#### Dataset records

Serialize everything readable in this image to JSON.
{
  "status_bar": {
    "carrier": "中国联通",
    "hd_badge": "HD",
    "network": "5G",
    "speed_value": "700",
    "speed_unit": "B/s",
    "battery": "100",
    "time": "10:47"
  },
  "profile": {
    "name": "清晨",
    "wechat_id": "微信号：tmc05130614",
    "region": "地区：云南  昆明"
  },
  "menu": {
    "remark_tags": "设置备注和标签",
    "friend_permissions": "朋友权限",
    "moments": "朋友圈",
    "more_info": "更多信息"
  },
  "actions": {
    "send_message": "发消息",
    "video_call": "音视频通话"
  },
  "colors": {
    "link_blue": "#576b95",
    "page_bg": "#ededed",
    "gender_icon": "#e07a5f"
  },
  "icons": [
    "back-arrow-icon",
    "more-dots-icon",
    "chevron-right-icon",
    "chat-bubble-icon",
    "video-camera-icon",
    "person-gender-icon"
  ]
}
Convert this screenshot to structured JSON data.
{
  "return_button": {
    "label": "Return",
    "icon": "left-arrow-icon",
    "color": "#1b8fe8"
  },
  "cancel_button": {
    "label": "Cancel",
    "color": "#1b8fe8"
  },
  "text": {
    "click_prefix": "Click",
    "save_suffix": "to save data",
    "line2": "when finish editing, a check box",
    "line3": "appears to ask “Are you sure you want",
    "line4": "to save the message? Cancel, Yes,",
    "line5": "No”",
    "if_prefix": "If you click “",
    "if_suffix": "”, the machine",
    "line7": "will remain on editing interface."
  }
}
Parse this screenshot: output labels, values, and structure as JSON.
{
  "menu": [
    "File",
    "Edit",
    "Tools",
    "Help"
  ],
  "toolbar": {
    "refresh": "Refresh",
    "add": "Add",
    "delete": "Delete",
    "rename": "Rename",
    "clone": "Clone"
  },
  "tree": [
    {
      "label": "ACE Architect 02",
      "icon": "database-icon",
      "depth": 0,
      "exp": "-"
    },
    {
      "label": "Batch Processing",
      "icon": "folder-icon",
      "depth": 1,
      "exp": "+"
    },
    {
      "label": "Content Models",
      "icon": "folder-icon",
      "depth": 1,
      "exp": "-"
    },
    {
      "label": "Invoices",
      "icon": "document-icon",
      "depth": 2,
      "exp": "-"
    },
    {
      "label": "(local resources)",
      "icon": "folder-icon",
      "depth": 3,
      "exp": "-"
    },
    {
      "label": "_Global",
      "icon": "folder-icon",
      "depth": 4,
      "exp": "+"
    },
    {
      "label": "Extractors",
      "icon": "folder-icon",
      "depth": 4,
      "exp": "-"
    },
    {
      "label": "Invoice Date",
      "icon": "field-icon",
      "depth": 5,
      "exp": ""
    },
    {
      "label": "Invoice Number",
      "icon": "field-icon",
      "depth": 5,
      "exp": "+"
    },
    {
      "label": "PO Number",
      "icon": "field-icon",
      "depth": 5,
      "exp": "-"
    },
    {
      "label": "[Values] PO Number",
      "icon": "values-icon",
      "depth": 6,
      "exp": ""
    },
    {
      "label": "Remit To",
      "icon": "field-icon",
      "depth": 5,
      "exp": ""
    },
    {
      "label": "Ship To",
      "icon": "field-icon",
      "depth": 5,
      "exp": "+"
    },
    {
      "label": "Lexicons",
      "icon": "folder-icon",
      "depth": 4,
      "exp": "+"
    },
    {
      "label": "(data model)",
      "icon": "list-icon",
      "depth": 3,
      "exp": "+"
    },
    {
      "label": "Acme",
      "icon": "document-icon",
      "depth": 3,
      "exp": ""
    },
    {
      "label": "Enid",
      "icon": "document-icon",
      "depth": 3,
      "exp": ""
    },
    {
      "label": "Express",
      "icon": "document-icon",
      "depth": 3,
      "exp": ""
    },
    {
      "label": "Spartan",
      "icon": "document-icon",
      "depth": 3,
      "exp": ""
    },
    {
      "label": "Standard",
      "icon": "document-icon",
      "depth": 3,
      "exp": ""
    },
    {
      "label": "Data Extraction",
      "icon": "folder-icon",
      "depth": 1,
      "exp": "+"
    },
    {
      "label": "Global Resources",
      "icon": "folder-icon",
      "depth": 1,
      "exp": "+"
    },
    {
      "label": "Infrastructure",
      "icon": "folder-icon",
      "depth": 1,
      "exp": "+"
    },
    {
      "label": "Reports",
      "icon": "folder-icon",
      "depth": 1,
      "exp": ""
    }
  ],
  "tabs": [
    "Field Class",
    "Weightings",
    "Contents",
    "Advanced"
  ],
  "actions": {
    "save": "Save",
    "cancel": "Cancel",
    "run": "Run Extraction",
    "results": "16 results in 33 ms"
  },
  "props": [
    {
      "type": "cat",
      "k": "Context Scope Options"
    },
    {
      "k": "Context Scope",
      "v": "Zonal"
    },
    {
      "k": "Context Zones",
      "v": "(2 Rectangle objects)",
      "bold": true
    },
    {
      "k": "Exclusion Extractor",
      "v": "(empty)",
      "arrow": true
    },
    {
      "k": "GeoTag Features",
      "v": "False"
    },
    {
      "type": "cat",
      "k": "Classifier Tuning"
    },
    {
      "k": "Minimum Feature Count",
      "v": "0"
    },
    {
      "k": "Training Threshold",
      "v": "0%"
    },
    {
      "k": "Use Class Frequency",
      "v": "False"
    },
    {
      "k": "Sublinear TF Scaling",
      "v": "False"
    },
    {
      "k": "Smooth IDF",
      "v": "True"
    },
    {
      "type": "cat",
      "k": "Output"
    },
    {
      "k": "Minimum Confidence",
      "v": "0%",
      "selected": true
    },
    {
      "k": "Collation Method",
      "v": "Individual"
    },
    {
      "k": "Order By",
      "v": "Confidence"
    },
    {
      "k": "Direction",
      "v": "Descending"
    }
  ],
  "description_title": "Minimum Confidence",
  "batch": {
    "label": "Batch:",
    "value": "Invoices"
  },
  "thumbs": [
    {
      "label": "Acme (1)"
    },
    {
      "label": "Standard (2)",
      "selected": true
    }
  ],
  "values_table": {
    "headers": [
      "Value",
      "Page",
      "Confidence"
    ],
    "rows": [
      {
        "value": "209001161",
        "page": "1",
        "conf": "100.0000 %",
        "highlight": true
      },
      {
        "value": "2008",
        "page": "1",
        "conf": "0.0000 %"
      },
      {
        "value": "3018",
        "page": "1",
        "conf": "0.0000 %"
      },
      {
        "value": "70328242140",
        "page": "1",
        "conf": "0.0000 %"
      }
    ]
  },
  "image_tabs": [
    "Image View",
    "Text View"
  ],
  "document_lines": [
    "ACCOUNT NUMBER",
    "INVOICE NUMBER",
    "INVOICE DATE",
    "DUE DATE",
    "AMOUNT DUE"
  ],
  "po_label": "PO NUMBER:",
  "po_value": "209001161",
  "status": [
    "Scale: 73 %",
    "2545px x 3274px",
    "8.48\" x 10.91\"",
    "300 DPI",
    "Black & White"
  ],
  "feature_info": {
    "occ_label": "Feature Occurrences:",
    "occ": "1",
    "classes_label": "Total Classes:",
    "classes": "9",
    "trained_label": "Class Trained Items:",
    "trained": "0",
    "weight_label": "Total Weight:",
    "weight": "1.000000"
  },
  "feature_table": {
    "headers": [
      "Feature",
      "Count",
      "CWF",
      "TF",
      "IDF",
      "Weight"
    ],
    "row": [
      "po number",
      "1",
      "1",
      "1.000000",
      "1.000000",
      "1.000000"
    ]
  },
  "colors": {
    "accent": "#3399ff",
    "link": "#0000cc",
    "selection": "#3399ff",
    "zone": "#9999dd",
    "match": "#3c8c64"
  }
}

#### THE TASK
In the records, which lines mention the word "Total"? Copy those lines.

#### SOLUTION TO THIS TASK
    "classes_label": "Total Classes:",
    "weight_label": "Total Weight:",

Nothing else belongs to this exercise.